I’m feeling those jitters in my stomach because it’s time to make a bold move career-wise- I’ve reached the peak of what I can learn, the challenge is gone, you know when it’s time to start looking and it is PAST time. It’s particularly bittersweet leaving my job because it was my first career move after being home for 11 years with my kids. I went back to the workforce for 2 reasons: 1) I was ready to throw myself back in the world of adults again and 2) I was getting divorced.
My luck in what I found was written in the stars- I was given the opportunity to manage the front office in the elementary school that all of my kids attended. Could it get any better? Even though I lost my kids 50 percent of the time, I would still be there to brush their hair and do braids when they got dropped off by their dad, provide anything they might have forgotten- when you suffer from divorce guilt, these things go a LONG way for a LONG time. I also have an amazing boss that allowed them to hang out in our staff lounge before and after school for years to make it work for me, my commute is a ¼ mile and my health benefits cover me and my kids for FREE!
Despite all the pros, there is one BIG con. I’m capable of so much more- and my heart won’t let me forget it. When your pros list starts to lose its luster and you start to dream of the next chapter, you have to listen. But god is it scary… when you’re so comfortable that you could do your job with your eyes closed and your hands tied behind your back, the low level of stress that affords me should be applauded, right? I wish it could be enough- I love being within a block of all of my kids schools in case there’s an emergency- to catch every sporting event even when they start at ridiculously early times for working parents. I never miss anything. But it’s time to be the mom that doesn’t make every single event- it’s going to sting for a while- but I want my kids to see me thriving at something that brings me joy.
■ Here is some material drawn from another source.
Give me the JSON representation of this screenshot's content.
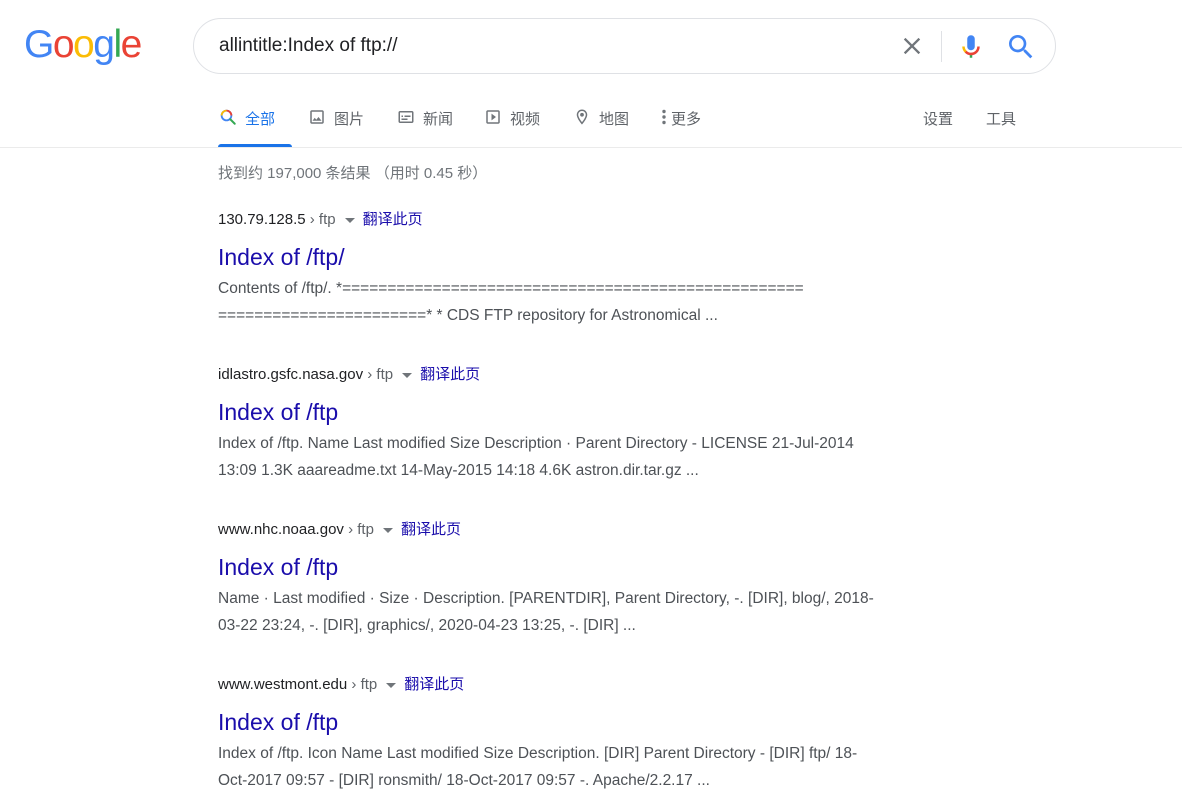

So here I go, back to the land of Indeed.com and LinkedIn- it’s daunting at 48- you start to wonder if people will only go with younger- and that’s the first time I’ve started a job search feeling that way. But there’s one thing I have that a 24 year old does not-besides stretch marks from 3 kids- I know who I am and what I’m capable of- I don’t doubt myself or what I can accomplish if given the chance so throw out some good karma that my dream job decides that the wise choice is to go with the aged fine wine!